A tale of three film titles
Not that many people noticed, but there were three film titles released with Bruce Willis’ name and visage front and center this past week: “The Bombing,” “Air Strike,” and “Unbreakable Spirit.”
Upon closer inspection, it’s fairly easy to see: They are all the same movie.
Now, it’s not uncommon for films to change their titles prior to release (“Pretty Woman” was originally called “3000,” “The Breakfast Club” was originally “The Lunch Bunch” and “Pulp Fiction” was going to be “Black Mask”), but what makes “The Bombing/Air Strike/Unbreakable Spirit” so unique is the amount of backstory that overshadowed any name the film could select as its title.
Now, there’s usually no reason to get excited for a Bruce Willis film here in the States, as he’s been coasting on direct-to-streaming films for quite a number of years (10 of his last 11 films have not seen a theatrical release).
Overseas, Willis’ name still carries clout, which is why he headlined director Xiao Feng’s latest film, reportedly the most expensive Chinese film ever produced. Mel Gibson had signed on as an “art director” and is ultimately credited as “creative supervising producer,” whatever that means. The film is set in 1939 during the Sino-Japanese War and weaves together three main storylines: a U.S. Air Force commander (played by Willis) who trains Chinese pilots to fend off Japanese air raids; civilians living in the wreckage of a tattered city; and a former pilot (played by Liu Ye) who must take a mysterious package to a military base and also befriends a scientist with a key to breeding pigs that would help fight off famine.
When Willis arrived in Shanghai for filming years ago, he was not expecting his hotel room cost to not even be covered, as was reported in Variety magazine. When the news outlet dug deeper into the production, it found that the film’s initial producer, Shi Jianxiang, who scored a hit with “Ip Man 3,” had inflated the film’s numbers and run a lending operation that never paid investors, and then ultimately fled the country while “The Bombing/Air Strike/ Unbreakable Spirit” was still in production.
Jianxiang is currently on China’s “Most Wanted” list.
But the film’s production woes were far from over.
Fan Bingbing, one of the film’s co-stars and a Chinese superstar on both screen and stage, has been listed as one of the highest-paid celebrities for four years running, according to Forbes China. Then, on July 1 of this year, she “went missing.” After Chinese authorities fined her about $127 million for tax evasion, she subsequently popped up on social media and apologized to her fans for her behavior, promising to repay the money.
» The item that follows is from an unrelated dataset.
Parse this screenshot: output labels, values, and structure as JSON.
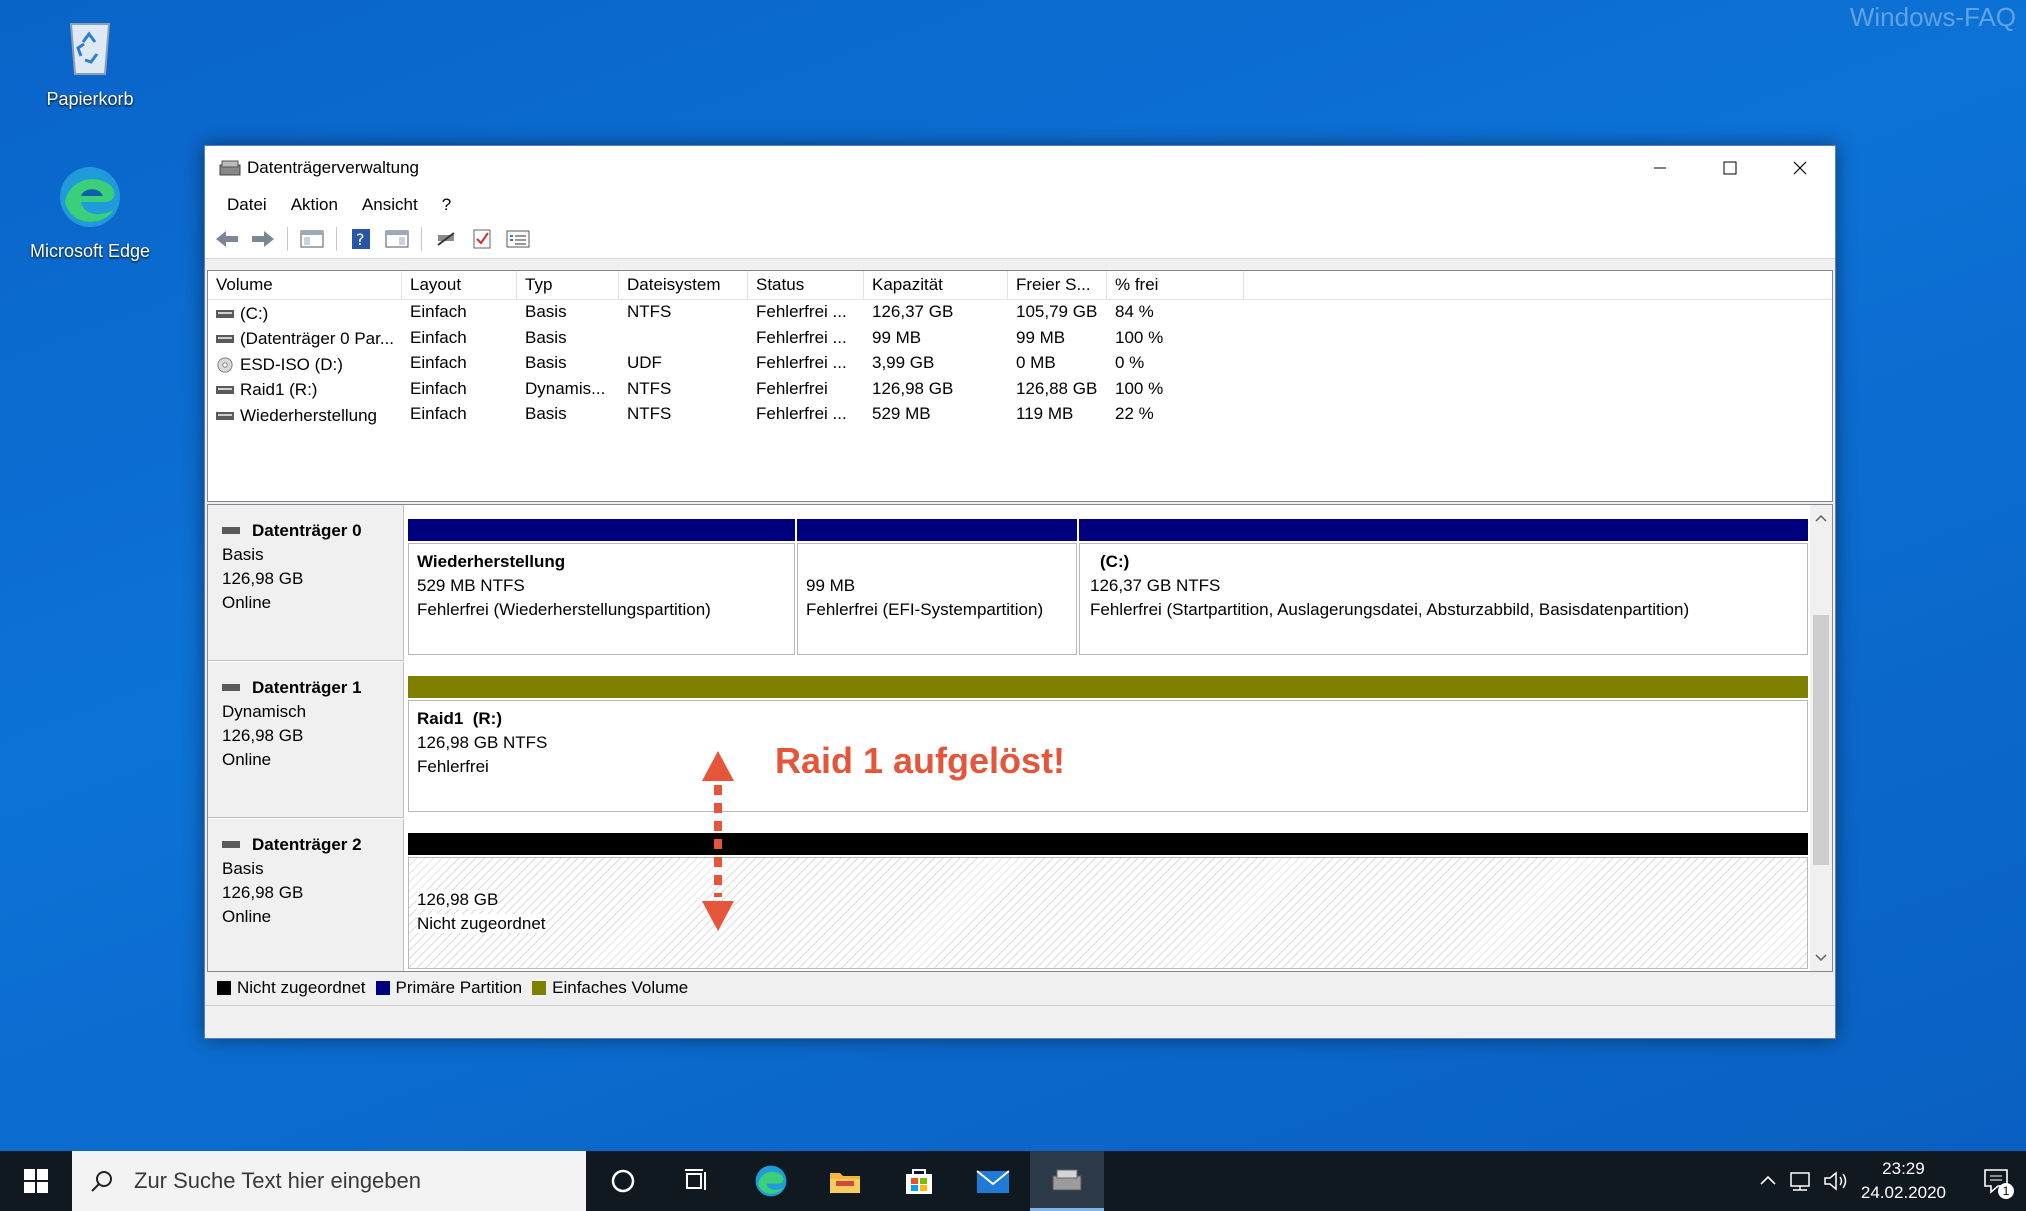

Epic in scope, the film had an initial budget of $22 million ... or $65 million ... or $90 million, depending on where you search (if you view the actual film, you may be inclined to err on the side of $22 million, as the copious dog-fighting air sequences resemble more of a “Duck Hunt”-era videogame). But its ballooned budget was difficult to track, as the film market is still undergoing severe growing pains, and much of its money is unaccounted for. Even though the film wrapped in 2015, and had its China release cancelled, it received a limited U.S. release and a straight-to-DVD release in the UK on Oct. 26, 2018.
Director Feng (who ultimately dug into his savings to spring for Willis’s hotel room) took to social media, essentially throwing up his hands at the whole ordeal: “My sincere apologies to my crew, the distribution team, and all audiences who had high expectations of the film. There were so many truths and facts but none of them could help us, and our innocence couldn’t be seen because so many haters defamed us. So many efforts become nothing ... It doesn’t mean we give it up. It’s just so hard to walk through it after eight years raising of Air Strike. I apologize to everyone who supported me, to my friends and the crew, to the distribution team and audience who still want to see the film. I believe good will be rewarded with good, and evil with evil.”
The film has made its mark on the burgeoning Chinese film market, just perhaps not the one it intended. In early October of this year, the State Administration of Taxation launched a campaign to regulate taxes within the industry to prevent another “Bombing/AirStrike/Unbreakable Spirit” backlash. For those in the U.S. who still have an interest in checking it out (it’s on DVD and streaming in the U.S. Oct. 29), promoters did eventually settle on a title that presumably summarizes the behind-the-scenes ordeal of the film: “The Bombing.”